Writer:

Linda Geist
Writer
University of Missouri Extension
Phone: 573-882-9185
Email: GeistLi@missouri.edu

Photo available for this release:

Rain in northwestern Missouri has delayed corn planting.

Credit: Photo by Johnna Whelan

Published: Tuesday, June 2, 2015

Story sources:

William J. Wiebold, 573-673-4128 (cell); 573-882-0621Wayne Flanary, 660-446-3724

COLUMBIA, Mo. – Rain, weeds and plant disease continue to worry farmers in northwestern Missouri, says Wayne Flanary, University of Missouri Extension agronomy specialist in Holt County.

A third of the corn crop in the northwest is not planted, according to the June 1 USDA crop report. And 74 percent of planted corn rates fair to very poor condition.

At this time last year, 100 percent of the corn and 91 percent of soybean were planted there. Most of it rated good to excellent, according to USDA.

“There’s not a hybrid on earth that withstands four weeks of this weather and little sun,” says MU Extension agronomist Bill Wiebold. “Clearly, we’ve fallen behind.”

Wiebold’s research shows corn yields start dropping after May 10 in central and northern Missouri. By May 20, yields drop an average of 16 percent; by June 4, 24 percent; and by June 19, 40 percent.

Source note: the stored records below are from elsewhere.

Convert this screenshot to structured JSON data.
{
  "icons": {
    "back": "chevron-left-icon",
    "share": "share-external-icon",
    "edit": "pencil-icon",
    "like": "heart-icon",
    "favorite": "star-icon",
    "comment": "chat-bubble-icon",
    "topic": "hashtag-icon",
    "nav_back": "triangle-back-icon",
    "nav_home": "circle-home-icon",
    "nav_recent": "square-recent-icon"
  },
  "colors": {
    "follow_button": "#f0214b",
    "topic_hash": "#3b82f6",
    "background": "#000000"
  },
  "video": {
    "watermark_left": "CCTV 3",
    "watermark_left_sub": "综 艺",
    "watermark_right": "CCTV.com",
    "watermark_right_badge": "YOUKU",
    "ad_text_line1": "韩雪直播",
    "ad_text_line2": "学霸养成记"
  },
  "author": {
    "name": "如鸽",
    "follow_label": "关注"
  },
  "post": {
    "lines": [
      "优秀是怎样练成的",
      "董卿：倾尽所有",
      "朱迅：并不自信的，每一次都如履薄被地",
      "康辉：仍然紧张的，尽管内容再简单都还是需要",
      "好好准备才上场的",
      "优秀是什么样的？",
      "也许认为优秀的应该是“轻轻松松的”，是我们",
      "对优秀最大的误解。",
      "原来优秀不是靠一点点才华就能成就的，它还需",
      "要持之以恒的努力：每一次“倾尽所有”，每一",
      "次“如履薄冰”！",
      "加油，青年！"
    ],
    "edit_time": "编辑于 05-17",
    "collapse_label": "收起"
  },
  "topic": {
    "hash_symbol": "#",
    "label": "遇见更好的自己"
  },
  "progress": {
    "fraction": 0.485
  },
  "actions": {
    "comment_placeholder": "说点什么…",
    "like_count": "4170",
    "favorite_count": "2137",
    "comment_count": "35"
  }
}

Farmers now face tough decisions on whether to continue with corn or switch to soybean, Wiebold says.

Nearly 16 inches of rain fell in northwestern Missouri in the traditional planting season of April 1 to May 31, according to the Missouri Climate Center.

Rain causes nitrogen loss, poor stands and weed problems such as marestail. All were evident in northwestern Missouri, Flanary says.

MU Extension nitrogen specialist Peter Scharf says farmers should plant corn and soybean when the ground dries and add rescue nitrogen to the corn later.

Late corn planting pushes back soybean planting. “We plant the corn, then we plant the soybean,” Wiebold says. Only 11 percent of the northwestern Missouri soybean crop is planted.

The wheat crop in northwestern Missouri also faces serious disease problems with stem rust.

“It is really bad,” Flanary says. USDA reports two-thirds of the winter wheat in northwestern Missouri is in fair to very poor condition.

More information: Graphs of Missouri corn and soybean planting progress as of June 2 (PDF), http://extension.missouri.edu/NewsAdmin/Photos/graphics/corn-soybean-progress-6-2-15.pdf.